Lines below that include the word "specified" should each be copied.

═══ DATA IN THIS EXERCISE

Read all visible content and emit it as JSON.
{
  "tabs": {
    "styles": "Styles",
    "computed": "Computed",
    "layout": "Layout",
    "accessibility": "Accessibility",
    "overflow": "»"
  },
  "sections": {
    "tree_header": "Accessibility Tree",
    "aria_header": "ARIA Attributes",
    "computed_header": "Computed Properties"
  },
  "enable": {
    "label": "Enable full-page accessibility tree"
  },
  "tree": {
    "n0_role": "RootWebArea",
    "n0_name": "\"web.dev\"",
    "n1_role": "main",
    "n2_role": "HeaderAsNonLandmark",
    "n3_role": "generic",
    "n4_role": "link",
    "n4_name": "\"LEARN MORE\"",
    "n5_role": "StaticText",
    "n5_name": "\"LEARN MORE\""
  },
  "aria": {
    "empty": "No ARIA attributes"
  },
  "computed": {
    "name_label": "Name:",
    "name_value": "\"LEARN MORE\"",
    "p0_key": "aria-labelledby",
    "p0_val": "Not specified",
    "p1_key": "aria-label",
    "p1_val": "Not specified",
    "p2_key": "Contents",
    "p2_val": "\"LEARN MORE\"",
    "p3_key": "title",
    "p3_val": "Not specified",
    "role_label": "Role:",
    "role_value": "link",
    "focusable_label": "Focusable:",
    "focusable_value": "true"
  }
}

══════

_SOLUTION TO THIS PROBLEM_.
    "p0_val": "Not specified",
    "p1_val": "Not specified",
    "p3_val": "Not specified",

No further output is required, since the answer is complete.